#### Material shown:
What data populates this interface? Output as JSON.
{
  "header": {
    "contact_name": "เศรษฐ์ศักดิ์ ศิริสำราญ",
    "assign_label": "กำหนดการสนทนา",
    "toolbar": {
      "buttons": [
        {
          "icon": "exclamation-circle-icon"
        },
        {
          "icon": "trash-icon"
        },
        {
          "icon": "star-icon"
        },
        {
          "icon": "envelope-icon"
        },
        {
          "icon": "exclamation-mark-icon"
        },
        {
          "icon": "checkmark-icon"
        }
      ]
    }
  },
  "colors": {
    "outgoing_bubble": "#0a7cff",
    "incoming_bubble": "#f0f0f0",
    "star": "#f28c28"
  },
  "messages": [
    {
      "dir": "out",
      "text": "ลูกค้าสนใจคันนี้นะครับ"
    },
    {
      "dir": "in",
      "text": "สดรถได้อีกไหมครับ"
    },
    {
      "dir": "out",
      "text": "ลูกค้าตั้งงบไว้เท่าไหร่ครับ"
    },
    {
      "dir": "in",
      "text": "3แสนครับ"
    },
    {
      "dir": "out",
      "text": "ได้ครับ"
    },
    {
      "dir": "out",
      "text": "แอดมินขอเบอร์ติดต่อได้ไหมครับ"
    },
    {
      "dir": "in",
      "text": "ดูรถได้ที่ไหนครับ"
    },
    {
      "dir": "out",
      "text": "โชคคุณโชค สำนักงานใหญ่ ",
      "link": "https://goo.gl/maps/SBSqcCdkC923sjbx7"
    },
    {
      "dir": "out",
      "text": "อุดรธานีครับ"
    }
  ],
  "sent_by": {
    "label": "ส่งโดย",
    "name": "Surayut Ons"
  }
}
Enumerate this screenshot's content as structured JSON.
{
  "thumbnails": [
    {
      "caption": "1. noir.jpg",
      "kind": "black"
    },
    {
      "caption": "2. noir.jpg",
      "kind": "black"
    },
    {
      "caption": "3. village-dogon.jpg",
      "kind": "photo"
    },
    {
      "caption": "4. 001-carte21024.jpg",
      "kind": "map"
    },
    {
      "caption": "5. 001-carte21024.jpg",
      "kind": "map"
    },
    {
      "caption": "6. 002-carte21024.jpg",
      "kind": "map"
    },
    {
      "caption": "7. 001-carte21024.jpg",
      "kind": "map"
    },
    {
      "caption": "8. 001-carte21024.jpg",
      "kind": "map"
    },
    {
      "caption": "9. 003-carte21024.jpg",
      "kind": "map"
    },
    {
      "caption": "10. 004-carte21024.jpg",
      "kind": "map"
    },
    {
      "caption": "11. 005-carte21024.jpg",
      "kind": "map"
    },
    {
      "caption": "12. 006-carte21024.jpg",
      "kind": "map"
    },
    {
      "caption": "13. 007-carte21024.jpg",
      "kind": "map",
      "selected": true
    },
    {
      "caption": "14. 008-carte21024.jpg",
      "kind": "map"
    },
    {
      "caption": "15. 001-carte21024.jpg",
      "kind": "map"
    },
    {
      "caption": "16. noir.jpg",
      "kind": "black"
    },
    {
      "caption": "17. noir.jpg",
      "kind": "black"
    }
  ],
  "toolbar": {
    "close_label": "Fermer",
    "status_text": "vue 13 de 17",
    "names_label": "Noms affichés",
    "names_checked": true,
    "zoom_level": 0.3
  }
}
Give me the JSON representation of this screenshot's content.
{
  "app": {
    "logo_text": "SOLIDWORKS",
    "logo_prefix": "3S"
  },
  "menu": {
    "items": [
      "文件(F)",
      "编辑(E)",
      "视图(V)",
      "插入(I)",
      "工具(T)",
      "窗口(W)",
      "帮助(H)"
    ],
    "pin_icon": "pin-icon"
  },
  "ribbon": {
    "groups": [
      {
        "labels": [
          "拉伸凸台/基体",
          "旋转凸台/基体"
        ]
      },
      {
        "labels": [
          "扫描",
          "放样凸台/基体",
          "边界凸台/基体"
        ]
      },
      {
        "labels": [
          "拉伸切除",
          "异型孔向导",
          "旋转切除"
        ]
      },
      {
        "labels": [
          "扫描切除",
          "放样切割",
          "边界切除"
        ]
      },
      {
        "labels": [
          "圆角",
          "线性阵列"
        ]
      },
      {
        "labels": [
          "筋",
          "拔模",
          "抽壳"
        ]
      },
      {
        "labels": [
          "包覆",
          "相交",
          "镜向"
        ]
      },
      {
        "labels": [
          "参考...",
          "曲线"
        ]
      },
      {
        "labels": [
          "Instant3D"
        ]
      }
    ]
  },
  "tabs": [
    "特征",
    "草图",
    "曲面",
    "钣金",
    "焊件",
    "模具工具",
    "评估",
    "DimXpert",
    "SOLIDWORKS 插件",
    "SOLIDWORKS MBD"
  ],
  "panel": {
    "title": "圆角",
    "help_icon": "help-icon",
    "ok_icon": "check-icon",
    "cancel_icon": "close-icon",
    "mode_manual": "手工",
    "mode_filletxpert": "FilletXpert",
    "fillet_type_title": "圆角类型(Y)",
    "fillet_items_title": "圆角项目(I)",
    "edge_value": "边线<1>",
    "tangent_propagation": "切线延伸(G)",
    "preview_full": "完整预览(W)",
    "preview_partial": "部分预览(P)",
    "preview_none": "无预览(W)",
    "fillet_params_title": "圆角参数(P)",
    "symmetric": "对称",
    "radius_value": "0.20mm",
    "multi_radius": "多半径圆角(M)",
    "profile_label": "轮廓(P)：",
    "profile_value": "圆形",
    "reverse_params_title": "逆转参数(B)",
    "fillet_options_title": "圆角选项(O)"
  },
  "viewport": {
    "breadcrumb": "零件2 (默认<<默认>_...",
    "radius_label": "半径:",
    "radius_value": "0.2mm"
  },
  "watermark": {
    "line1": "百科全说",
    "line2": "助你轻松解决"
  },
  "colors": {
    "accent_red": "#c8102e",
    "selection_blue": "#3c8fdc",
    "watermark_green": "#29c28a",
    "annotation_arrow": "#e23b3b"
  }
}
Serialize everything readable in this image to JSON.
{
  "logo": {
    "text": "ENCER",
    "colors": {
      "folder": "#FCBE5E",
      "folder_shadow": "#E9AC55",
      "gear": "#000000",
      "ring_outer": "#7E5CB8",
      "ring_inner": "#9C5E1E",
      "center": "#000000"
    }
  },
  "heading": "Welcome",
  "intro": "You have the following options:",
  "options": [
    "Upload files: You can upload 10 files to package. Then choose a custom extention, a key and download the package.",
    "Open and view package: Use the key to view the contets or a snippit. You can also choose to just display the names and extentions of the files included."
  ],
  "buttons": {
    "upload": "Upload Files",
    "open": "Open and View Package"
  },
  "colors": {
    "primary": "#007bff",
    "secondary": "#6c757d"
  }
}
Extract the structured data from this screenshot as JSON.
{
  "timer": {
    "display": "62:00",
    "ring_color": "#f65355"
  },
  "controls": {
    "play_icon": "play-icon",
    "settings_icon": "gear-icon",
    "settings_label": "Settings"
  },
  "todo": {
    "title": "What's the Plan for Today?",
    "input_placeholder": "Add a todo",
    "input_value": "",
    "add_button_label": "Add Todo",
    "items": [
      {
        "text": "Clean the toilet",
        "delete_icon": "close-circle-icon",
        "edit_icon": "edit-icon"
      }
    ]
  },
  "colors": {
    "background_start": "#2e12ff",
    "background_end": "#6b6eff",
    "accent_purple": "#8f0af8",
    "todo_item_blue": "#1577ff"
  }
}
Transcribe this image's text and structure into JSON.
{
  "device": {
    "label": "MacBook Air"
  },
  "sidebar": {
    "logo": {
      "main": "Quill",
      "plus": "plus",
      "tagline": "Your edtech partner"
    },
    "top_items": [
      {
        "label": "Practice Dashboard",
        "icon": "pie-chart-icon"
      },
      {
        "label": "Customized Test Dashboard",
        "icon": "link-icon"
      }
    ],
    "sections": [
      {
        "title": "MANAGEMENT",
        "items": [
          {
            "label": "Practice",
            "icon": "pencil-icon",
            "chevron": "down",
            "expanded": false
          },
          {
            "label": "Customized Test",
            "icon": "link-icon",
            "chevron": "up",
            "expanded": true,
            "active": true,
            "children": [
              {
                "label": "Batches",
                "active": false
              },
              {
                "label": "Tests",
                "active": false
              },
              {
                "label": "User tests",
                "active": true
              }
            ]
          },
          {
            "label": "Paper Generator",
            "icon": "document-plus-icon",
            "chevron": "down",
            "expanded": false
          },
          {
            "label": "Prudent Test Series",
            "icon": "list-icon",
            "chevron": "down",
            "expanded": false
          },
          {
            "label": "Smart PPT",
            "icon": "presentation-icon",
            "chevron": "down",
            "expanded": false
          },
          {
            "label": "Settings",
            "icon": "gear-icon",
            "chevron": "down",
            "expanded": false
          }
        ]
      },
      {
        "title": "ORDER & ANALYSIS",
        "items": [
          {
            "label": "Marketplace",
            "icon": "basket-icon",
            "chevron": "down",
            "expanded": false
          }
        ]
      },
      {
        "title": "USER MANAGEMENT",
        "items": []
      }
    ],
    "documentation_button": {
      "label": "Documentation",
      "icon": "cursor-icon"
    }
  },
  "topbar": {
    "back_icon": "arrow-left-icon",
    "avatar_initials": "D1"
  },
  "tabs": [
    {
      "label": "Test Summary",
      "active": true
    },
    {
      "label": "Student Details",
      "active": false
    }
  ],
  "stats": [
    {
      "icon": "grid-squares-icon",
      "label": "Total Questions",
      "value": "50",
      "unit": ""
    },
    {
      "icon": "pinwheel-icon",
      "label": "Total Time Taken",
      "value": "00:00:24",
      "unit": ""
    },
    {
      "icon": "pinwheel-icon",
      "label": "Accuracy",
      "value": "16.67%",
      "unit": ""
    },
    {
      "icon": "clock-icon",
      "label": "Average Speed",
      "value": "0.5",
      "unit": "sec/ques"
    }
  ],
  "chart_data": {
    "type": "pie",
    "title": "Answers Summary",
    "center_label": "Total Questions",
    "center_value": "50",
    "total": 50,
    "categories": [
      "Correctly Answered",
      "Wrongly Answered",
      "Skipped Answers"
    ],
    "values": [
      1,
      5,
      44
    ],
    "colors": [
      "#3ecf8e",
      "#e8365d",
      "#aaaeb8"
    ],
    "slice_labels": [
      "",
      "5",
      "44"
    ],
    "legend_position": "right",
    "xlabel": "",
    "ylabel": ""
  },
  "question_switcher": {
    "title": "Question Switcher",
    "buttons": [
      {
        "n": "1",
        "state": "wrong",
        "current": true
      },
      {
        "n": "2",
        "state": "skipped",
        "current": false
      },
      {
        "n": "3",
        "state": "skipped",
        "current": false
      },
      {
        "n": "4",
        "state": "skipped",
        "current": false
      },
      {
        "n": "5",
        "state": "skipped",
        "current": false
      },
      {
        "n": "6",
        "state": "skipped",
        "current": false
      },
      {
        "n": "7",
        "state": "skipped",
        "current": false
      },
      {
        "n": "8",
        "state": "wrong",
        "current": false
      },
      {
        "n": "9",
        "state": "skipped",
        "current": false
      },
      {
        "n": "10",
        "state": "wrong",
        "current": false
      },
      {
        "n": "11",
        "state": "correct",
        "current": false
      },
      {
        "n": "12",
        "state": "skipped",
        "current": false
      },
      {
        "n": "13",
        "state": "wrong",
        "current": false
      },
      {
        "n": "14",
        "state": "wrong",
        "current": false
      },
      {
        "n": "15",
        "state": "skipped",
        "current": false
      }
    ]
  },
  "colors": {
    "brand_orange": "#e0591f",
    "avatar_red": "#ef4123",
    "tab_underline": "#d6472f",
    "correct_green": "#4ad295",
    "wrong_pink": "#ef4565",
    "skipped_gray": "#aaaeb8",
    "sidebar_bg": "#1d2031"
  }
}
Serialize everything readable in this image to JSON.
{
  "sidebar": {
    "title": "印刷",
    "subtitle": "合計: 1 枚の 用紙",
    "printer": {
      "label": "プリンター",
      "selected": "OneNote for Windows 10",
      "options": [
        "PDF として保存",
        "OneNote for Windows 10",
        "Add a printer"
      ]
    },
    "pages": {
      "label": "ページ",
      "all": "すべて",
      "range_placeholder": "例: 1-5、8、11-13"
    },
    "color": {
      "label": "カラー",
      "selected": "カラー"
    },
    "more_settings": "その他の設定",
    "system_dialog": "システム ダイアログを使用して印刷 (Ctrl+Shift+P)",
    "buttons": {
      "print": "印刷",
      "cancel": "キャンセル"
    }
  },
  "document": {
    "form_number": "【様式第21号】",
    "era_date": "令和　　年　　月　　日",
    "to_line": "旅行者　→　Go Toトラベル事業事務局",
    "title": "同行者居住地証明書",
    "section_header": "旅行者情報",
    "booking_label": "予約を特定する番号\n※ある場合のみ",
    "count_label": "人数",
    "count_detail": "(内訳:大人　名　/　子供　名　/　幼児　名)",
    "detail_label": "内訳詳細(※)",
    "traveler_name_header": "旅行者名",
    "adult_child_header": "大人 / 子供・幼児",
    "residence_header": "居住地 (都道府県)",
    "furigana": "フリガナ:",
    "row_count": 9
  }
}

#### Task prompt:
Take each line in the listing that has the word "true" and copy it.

#### Solution to the exercise:
      "selected": true
    "names_checked": true,
            "expanded": true,
            "active": true,
                "active": true
      "active": true
        "current": true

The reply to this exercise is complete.